West Nile Virus Infections Increase in Georgia

September 1, 2017

ATLANTA – The Georgia Department of Public Health (DPH) has confirmed nearly 20 human cases of West Nile virus (WNV) so far this year, including at least three deaths. In 2016, there were seven human cases of WNV and no confirmed deaths related to WNV. Georgians are urged to protect themselves from mosquito bites, especially when they are outside this Labor Day weekend.

“Georgians can reduce the number of mosquitoes around their homes and yards by getting rid of standing water,” said Chris Rustin, Ph.D., DPH director of Environmental Health. “Standing water is a breeding ground for mosquitoes that may be infected with West Nile virus and other mosquito-borne diseases.”

Tip ‘n Toss all containers that can collect water - flowerpots, buckets, pool covers, pet water dishes, discarded tires, and birdbaths - anything that holds water and gives mosquitoes a place to thrive. Mosquitoes that carry West Nile virus look for stagnant water to lay eggs in, so be sure gutters and eaves are clear of leaves and debris.

The most effective way to protect against WNV infection and all mosquito-borne diseases, including Zika, is to prevent mosquito bites. Observe the “Five D’s of Prevention” during your outdoor activities this holiday weekend:

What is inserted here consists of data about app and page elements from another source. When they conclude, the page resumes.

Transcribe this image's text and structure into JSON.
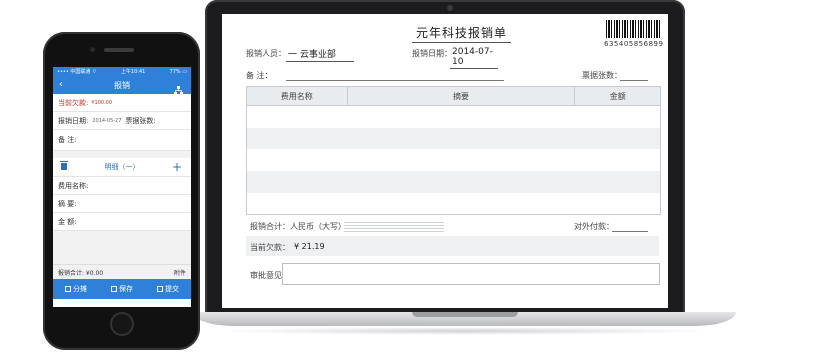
{
  "laptop_form": {
    "title": "元年科技报销单",
    "barcode_number": "635405856899",
    "applicant_label": "报销人员：",
    "applicant_value": "一 云事业部",
    "date_label": "报销日期：",
    "date_value": "2014-07-10",
    "remark_label": "备    注：",
    "invoice_count_label": "票据张数：",
    "table_headers": [
      "费用名称",
      "摘要",
      "金额"
    ],
    "total_label": "报销合计：",
    "total_currency_label": "人民币（大写）",
    "external_payment_label": "对外付款：",
    "current_debt_label": "当前欠款：",
    "current_debt_value": "¥ 21.19",
    "approval_label": "审批意见："
  },
  "phone": {
    "status_left": "•••• 中国联通 ⌔",
    "status_time": "上午10:41",
    "status_right": "77% ▭",
    "nav_title": "报销",
    "current_debt_label": "当前欠款:",
    "current_debt_value": "¥100.00",
    "date_label": "报销日期:",
    "date_value": "2014-05-27",
    "invoice_label": "票据张数:",
    "remark_label": "备      注:",
    "detail_title": "明细（一）",
    "expense_name_label": "费用名称:",
    "summary_label": "摘      要:",
    "amount_label": "金      额:",
    "total_label": "报销合计: ¥0.00",
    "attachment_label": "附件",
    "footer": {
      "split_label": "分摊",
      "save_label": "保存",
      "submit_label": "提交"
    }
  }
}
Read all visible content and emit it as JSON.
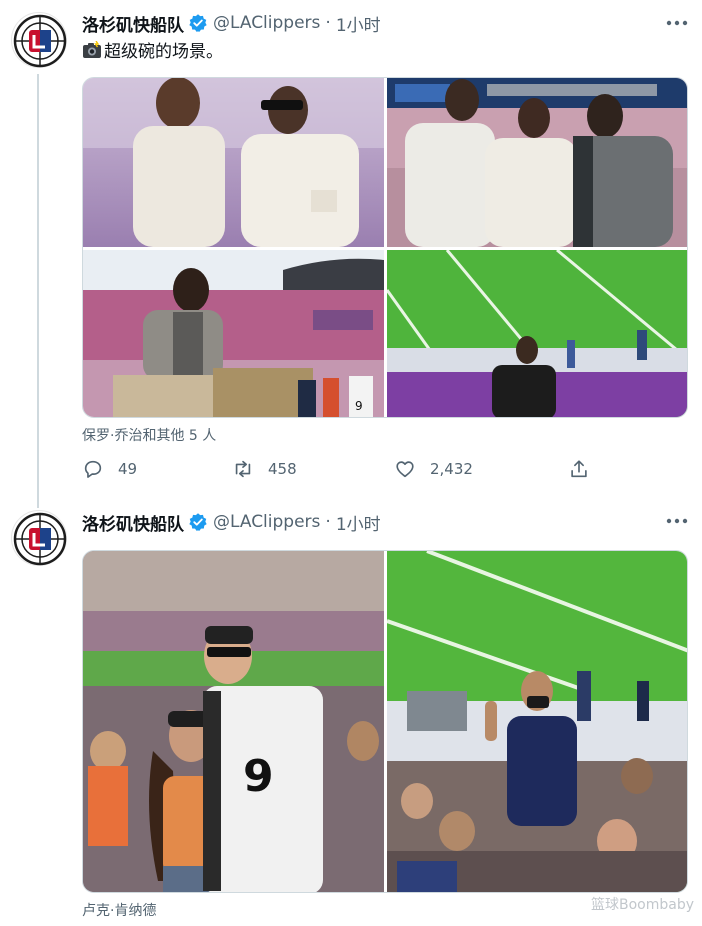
{
  "tweets": [
    {
      "author": {
        "name": "洛杉矶快船队",
        "handle": "@LAClippers",
        "time": "1小时"
      },
      "text": "超级碗的场景。",
      "emoji": "camera-flash-icon",
      "tagged": "保罗·乔治和其他 5 人",
      "stats": {
        "replies": "49",
        "retweets": "458",
        "likes": "2,432"
      },
      "photos": [
        "two players in white tees at stadium",
        "three players in stadium stands",
        "player leaning on stadium railing",
        "man on football field sideline"
      ]
    },
    {
      "author": {
        "name": "洛杉矶快船队",
        "handle": "@LAClippers",
        "time": "1小时"
      },
      "tagged": "卢克·肯纳德",
      "photos": [
        "couple in stands holding number 9 jersey",
        "man giving peace sign in crowd near field"
      ]
    }
  ],
  "watermark": "篮球Boombaby",
  "colors": {
    "verified": "#1d9bf0",
    "clippers_red": "#c8102e",
    "clippers_blue": "#1d428a",
    "secondary_text": "#536471"
  }
}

  • Dusk/Dawn – Mosquitoes carrying WNV usually bite at dusk and dawn, so avoid or limit outdoor activity at these times.
  • Dress – Wear loose-fitting, long sleeved shirts and pants to reduce the amount of exposed skin.
  • DEET – Cover exposed skin with an insect repellent containing DEET, which is the most effective repellent against mosquito bites.
  • Drain - Empty any containers holding standing water because they are excellent breeding grounds for virus-carrying mosquitoes.
  • Doors – Make sure doors and windows are in good repair and fit tightly, and fix torn or damaged screens to keep mosquitoes out of the house.

Symptoms of WNV include headache, fever, neck discomfort, muscle and joint aches, swollen lymph nodes, and a rash - that usually develop three to 15 days after being bitten by an infected mosquito. The elderly, those with compromised immune systems, or those with other underlying medical conditions are at greater risk for complications from the disease.

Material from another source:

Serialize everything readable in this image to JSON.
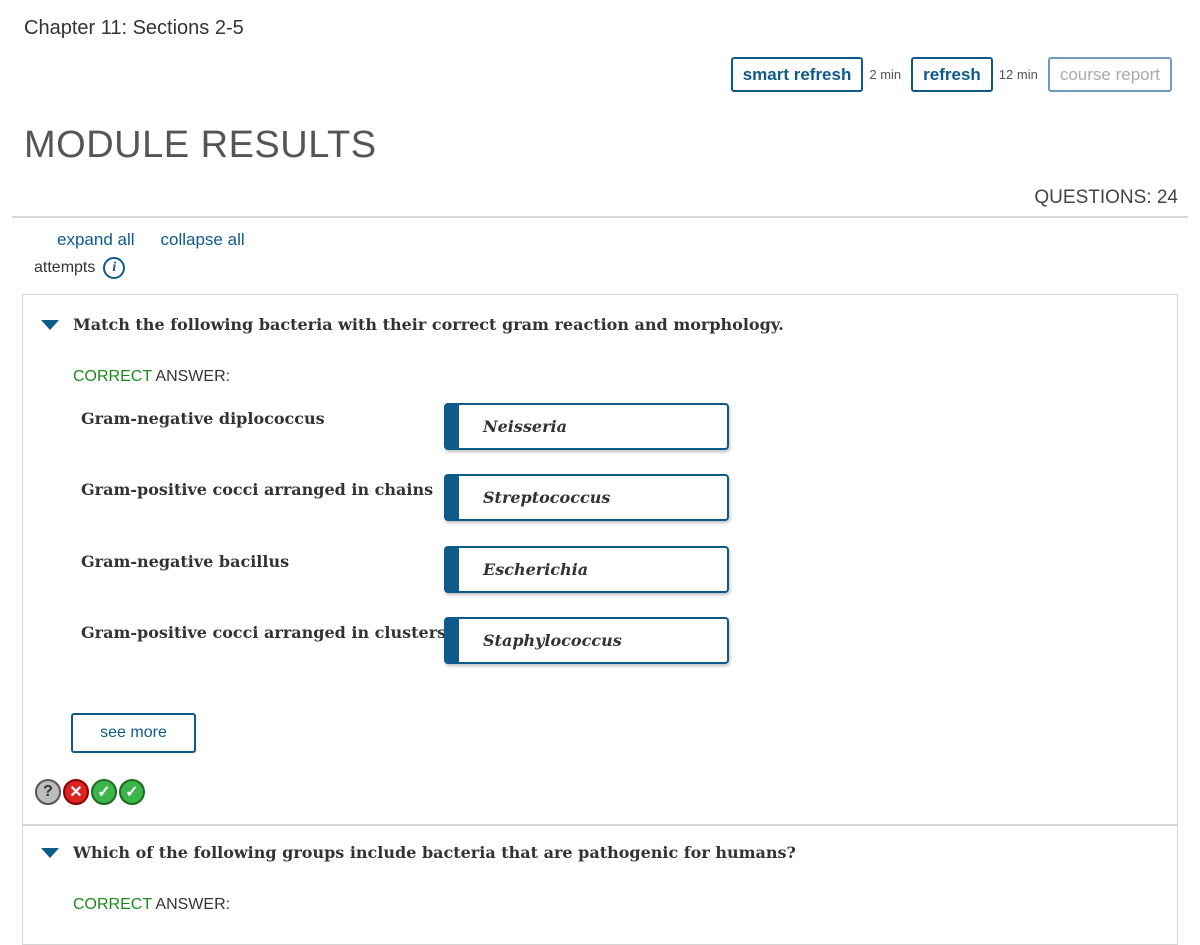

Anyone with questions about WNV or Zika should speak to their healthcare provider or call their local county health department, environmental health office.         

More information about mosquito-borne illnesses and mosquito repellents can be found by clicking mosquito-borne illness.